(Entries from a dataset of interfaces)
---*---
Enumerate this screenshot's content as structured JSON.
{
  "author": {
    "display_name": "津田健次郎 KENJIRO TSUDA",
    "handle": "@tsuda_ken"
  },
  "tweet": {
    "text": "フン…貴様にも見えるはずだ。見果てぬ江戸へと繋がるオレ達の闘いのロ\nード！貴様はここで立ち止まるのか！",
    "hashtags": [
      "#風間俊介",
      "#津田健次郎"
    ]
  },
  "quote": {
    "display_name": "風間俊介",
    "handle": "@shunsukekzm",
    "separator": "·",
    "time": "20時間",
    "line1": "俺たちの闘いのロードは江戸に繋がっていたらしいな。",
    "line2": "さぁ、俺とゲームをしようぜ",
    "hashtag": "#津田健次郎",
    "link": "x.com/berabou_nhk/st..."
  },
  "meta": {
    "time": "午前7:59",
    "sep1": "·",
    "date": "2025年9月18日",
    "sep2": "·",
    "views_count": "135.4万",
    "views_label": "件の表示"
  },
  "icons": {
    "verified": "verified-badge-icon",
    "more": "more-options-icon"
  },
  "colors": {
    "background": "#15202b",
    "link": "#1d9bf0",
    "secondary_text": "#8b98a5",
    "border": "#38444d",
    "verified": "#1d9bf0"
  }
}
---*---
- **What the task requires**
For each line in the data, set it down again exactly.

- **Your response**
Enumerate this screenshot's content as structured JSON.
{
  "author": {
    "display_name": "津田健次郎 KENJIRO TSUDA",
    "handle": "@tsuda_ken"
  },
  "tweet": {
    "text": "フン…貴様にも見えるはずだ。見果てぬ江戸へと繋がるオレ達の闘いのロ\nード！貴様はここで立ち止まるのか！",
    "hashtags": [
      "#風間俊介",
      "#津田健次郎"
    ]
  },
  "quote": {
    "display_name": "風間俊介",
    "handle": "@shunsukekzm",
    "separator": "·",
    "time": "20時間",
    "line1": "俺たちの闘いのロードは江戸に繋がっていたらしいな。",
    "line2": "さぁ、俺とゲームをしようぜ",
    "hashtag": "#津田健次郎",
    "link": "x.com/berabou_nhk/st..."
  },
  "meta": {
    "time": "午前7:59",
    "sep1": "·",
    "date": "2025年9月18日",
    "sep2": "·",
    "views_count": "135.4万",
    "views_label": "件の表示"
  },
  "icons": {
    "verified": "verified-badge-icon",
    "more": "more-options-icon"
  },
  "colors": {
    "background": "#15202b",
    "link": "#1d9bf0",
    "secondary_text": "#8b98a5",
    "border": "#38444d",
    "verified": "#1d9bf0"
  }
}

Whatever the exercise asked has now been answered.